9. Rumer - This Girl's In Love
I know a lot of people (even cool bloggers and muso critics) praise Adele for her undeniably excellent achievements in the field of current chart pop (i.e. not being unlistenable when so many of her peers are). However, whenever anyone starts banging on about what a great voice she has, I always want to shout back: what about Rumer? Truly the most beautiful voice of her generation; it's a voice which echoes back to the golden age of pop (hence the frequent Karen Carpenter comparisons) and is more at home singing classics from that era than on more modern compositions (although occasionally, as on her debut hit Aretha, she somehow manages to do both).
To date, Rumer's greatest achievement was her stunning 2012 collection Boys Don't Cry, featuring reinterpretations of lost classics by the cream of male singer songwriters from the 60s and 70s, including Jimmy Webb, Gilbert O'Sullivan, Clifford T. Ward, Stephen Bishop, Hall & Oates, even Neil Young. Most were as good, if not better than the original recordings. When I heard that her new record returned to that era, but focused on two composers only (the untouchable kings of easy listening: Bacharach & David), I wasn't sure what to think. It seemed almost too obvious: yes, Rumer's voice was made to sing these songs, and the fact that her producer-husband Rob Shirakbari had worked with Bacharach many times seemed like a match made in heaven. I knew the songs would sound great, but I worried I'd miss the variety that Boys Don't Cry offered... that it'd all end up sounding a bit samey.
After a few listens, those fears were put to rest. The selection is impeccable, as is the ordering of the tracks. Rumer switches effortlessly from the obvious classics like the title track, The Look of Love and You'll Never Get To Heaven (If You Break My Heart) to less well-known Bacharach & David compositions such as the 5th Dimension's One Less Bell To Answer and Luther Vandross's A House Is Not A Home.

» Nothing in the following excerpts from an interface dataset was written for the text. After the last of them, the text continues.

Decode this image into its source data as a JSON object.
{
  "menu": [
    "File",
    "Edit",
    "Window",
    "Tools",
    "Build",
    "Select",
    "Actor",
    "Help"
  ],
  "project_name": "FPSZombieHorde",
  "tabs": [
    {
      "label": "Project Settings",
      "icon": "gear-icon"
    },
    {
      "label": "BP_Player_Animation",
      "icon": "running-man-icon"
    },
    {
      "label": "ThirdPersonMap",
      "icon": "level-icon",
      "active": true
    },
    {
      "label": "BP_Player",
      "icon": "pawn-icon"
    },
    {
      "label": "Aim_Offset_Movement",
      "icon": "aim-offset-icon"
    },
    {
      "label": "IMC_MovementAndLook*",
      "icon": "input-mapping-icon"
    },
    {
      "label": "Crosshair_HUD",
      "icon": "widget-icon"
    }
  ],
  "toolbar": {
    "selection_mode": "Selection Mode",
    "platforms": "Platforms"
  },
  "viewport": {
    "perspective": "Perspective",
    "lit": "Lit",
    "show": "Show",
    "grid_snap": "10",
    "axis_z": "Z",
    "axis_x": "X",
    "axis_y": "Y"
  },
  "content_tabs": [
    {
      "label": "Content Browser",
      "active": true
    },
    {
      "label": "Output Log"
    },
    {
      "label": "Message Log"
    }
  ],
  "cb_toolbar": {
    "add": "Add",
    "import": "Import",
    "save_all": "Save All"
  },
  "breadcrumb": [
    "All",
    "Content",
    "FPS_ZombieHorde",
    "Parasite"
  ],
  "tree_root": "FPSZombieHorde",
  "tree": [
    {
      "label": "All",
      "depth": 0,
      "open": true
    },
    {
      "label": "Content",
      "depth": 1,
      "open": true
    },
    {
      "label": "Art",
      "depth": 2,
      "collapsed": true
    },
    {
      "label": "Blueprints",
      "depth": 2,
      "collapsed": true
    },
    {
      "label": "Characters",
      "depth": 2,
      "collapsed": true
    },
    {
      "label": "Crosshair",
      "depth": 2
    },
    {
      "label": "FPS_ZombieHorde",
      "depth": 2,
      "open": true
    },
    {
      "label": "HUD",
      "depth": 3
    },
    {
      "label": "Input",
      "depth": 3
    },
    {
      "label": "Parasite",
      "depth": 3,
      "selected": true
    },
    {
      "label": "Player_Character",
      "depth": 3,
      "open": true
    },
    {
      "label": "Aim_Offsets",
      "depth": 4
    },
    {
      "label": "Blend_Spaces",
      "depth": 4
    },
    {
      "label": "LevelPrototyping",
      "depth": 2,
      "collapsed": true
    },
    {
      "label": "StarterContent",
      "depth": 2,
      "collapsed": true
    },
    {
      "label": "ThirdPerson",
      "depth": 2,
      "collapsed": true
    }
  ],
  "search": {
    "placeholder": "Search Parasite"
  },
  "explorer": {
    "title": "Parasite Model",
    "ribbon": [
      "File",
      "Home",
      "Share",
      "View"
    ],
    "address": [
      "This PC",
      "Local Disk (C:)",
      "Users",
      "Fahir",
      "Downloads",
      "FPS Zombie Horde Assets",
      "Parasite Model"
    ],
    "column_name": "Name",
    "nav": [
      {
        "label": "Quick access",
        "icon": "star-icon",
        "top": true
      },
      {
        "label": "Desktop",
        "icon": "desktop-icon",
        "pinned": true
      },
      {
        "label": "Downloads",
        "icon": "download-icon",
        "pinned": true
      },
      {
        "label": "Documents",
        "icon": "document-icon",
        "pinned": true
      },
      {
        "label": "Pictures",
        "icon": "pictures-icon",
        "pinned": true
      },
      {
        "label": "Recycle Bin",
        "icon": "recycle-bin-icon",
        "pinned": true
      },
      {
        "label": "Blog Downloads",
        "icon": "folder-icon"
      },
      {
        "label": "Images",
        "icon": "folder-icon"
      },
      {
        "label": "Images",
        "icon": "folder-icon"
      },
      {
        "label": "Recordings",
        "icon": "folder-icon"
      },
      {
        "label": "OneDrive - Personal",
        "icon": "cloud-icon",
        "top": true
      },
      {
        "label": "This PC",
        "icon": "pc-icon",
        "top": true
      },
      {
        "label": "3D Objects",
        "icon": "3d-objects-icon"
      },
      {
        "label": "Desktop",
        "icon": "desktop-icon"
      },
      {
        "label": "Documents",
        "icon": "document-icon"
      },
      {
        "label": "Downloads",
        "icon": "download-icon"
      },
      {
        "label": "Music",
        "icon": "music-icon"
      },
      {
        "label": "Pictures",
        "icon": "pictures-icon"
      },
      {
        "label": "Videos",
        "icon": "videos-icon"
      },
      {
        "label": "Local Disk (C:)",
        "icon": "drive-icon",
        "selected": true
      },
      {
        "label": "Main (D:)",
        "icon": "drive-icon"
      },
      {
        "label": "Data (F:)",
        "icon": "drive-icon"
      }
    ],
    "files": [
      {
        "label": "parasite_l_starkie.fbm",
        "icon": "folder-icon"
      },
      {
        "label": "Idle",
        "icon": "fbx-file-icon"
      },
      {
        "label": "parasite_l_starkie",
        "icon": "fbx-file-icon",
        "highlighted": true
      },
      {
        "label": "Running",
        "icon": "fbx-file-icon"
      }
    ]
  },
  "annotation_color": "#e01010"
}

Along the way she takes on Dionne, Dusty, and, yes, Karen Carpenter, and gives as good as they deserve. Her cover of (They Long To Be) Close To You is equal to the Carpenters version yet not identical. Rumer's phrasing is different in places, turning the song from a bittersweet love song into something else. She made me hear the lyrics in a slightly different way. When I do my Top Ten Songs For Conceited Oafs, this will now be a strong contender.
If you've ever been a fan of the Bacharach & David songbook, I urge you to seek this one out. It's as sumptuous and perfect as these compositions deserve. It could have been released any time between 1965 and 1975... but it certainly doesn't sound like 2016. That's probably why it appealed to an old fart like me right now. I'm just so sick of the present. I wish I could go back and live in the past...
That said, there's one song in the collection which is as timely now as when Jackie DeShannon recorded it back in 1965. If not more so.